* **Problem statement**: In full and without alteration, print the entries.

* **Page and application data records**:

++++++

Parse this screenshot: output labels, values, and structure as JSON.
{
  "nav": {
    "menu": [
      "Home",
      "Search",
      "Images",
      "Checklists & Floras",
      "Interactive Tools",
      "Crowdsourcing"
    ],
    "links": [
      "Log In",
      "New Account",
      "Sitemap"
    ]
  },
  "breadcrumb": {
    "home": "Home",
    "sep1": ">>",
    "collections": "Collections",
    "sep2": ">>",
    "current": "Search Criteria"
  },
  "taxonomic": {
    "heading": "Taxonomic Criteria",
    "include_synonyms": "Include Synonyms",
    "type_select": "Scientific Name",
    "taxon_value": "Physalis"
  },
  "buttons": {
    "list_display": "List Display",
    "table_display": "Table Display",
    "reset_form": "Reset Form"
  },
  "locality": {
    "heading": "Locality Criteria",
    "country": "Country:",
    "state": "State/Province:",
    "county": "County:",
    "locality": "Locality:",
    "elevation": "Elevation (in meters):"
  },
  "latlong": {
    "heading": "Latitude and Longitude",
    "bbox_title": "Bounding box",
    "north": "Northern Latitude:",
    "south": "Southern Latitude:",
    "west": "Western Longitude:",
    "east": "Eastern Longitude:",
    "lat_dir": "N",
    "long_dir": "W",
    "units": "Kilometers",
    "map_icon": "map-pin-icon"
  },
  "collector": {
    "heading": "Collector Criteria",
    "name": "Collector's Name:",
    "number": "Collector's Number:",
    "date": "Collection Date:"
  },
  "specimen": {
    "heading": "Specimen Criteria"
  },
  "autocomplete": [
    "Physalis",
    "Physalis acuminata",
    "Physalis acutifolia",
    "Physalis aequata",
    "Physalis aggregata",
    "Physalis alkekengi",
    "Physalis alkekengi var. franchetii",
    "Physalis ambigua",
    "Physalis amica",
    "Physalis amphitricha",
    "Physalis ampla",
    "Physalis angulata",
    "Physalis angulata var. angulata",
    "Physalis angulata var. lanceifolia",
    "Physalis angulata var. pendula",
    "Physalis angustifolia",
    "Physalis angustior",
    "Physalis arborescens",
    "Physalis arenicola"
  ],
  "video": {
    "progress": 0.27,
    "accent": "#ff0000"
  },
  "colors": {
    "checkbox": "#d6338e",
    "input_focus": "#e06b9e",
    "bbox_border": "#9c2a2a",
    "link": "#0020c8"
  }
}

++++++

* **Exercise output**:
Parse this screenshot: output labels, values, and structure as JSON.
{
  "nav": {
    "menu": [
      "Home",
      "Search",
      "Images",
      "Checklists & Floras",
      "Interactive Tools",
      "Crowdsourcing"
    ],
    "links": [
      "Log In",
      "New Account",
      "Sitemap"
    ]
  },
  "breadcrumb": {
    "home": "Home",
    "sep1": ">>",
    "collections": "Collections",
    "sep2": ">>",
    "current": "Search Criteria"
  },
  "taxonomic": {
    "heading": "Taxonomic Criteria",
    "include_synonyms": "Include Synonyms",
    "type_select": "Scientific Name",
    "taxon_value": "Physalis"
  },
  "buttons": {
    "list_display": "List Display",
    "table_display": "Table Display",
    "reset_form": "Reset Form"
  },
  "locality": {
    "heading": "Locality Criteria",
    "country": "Country:",
    "state": "State/Province:",
    "county": "County:",
    "locality": "Locality:",
    "elevation": "Elevation (in meters):"
  },
  "latlong": {
    "heading": "Latitude and Longitude",
    "bbox_title": "Bounding box",
    "north": "Northern Latitude:",
    "south": "Southern Latitude:",
    "west": "Western Longitude:",
    "east": "Eastern Longitude:",
    "lat_dir": "N",
    "long_dir": "W",
    "units": "Kilometers",
    "map_icon": "map-pin-icon"
  },
  "collector": {
    "heading": "Collector Criteria",
    "name": "Collector's Name:",
    "number": "Collector's Number:",
    "date": "Collection Date:"
  },
  "specimen": {
    "heading": "Specimen Criteria"
  },
  "autocomplete": [
    "Physalis",
    "Physalis acuminata",
    "Physalis acutifolia",
    "Physalis aequata",
    "Physalis aggregata",
    "Physalis alkekengi",
    "Physalis alkekengi var. franchetii",
    "Physalis ambigua",
    "Physalis amica",
    "Physalis amphitricha",
    "Physalis ampla",
    "Physalis angulata",
    "Physalis angulata var. angulata",
    "Physalis angulata var. lanceifolia",
    "Physalis angulata var. pendula",
    "Physalis angustifolia",
    "Physalis angustior",
    "Physalis arborescens",
    "Physalis arenicola"
  ],
  "video": {
    "progress": 0.27,
    "accent": "#ff0000"
  },
  "colors": {
    "checkbox": "#d6338e",
    "input_focus": "#e06b9e",
    "bbox_border": "#9c2a2a",
    "link": "#0020c8"
  }
}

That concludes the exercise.